Tolteridine: tertiary or quaternary amine?
tertiary
Where is tolteridine metabolized?
Liver (CYP2D6)
What kind of drugs are solifenacin, trospium, and darifenacin?
mAChR antagonists indicated for urinary urgency

*trospium is a quaternary amine so poorer abs, but less side-effects

*darifenacin exhibits some selectivity for M3 receptors
Which would have more side effects: a tertiary amine or quaternary amine drug?
Tertiary amine since it is more apt to spread systemically!
What kind of ACh receptors are found in the bronchiolar smooth muscle?
M3 (Gq => inc in Ca2+ => CONTRACTION OF BRONCHIOLAR SMOOTH MUSCLE!)
What kind of drug is Methacholine?
ACh agonist (muscarinic)
Methacholine: tertiary or quaternary amine?
quaternary
What is Methacholine used for?
Used in patients with inapparent asthma to try to induce bronchiloar hyper-reactivity (ACh agonist on M3 => inc Ca2+ => contraction of bronchiolar smooth muscle)

*Caution: Use only where there is support for person going into resp. distress!
What kind of drug is ipratropium?
mAChR antagonist
Ipratropium: tertiary or quaternary amine?
quaternary
What is ipratropium indicated for?
Aerosol inhalation treatment of bronchospasm (inhibits M3 activity in lung)
What kind of drug is Tiotropium?
mAChR antagonist
Tiotropium: tertiary or quaternary amine?
quaternary
What is tiotropium indicated for (and what is its advantage over ipratropium)?
Tiotropium is indicated for treatement of bronchospasm in asthma.
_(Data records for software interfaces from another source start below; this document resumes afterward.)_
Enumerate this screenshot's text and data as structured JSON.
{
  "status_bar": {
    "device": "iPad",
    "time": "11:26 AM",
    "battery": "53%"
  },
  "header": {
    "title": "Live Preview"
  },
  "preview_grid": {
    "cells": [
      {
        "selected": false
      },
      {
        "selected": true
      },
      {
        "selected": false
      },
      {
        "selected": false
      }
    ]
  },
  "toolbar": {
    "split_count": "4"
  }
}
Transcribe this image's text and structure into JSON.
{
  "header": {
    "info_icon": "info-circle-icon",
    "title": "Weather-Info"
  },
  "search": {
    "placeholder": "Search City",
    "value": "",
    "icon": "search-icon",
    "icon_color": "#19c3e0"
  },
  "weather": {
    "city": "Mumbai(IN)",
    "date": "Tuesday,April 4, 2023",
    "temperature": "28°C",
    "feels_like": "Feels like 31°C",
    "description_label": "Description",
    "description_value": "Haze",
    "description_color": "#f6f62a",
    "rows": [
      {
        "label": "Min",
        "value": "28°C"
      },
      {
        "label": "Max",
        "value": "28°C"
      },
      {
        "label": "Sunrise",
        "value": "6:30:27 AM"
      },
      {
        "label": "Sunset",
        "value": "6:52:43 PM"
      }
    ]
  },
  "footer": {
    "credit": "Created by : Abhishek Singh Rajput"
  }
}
It has less atagonist activity at the pre-synaptic M2 receptor and thus does not block negative regulation of ACh release.
What is the effect of Pilocarpine when it is administered orally?
Increased salivary secretion and sweating (used to treat xerostomia in H/N cancer patients and Sjoergren's syndrome [autoimmune salivary dysfxn])
What kind of drug is Cevimeline?
ACh agonist used to treat xerostomia
Where is Cevimeline metabolized?
Liver (CYP2D6, CYP3A3/4)
What receptors does Cevimeline exhibit some selectivity for?
M1 and M3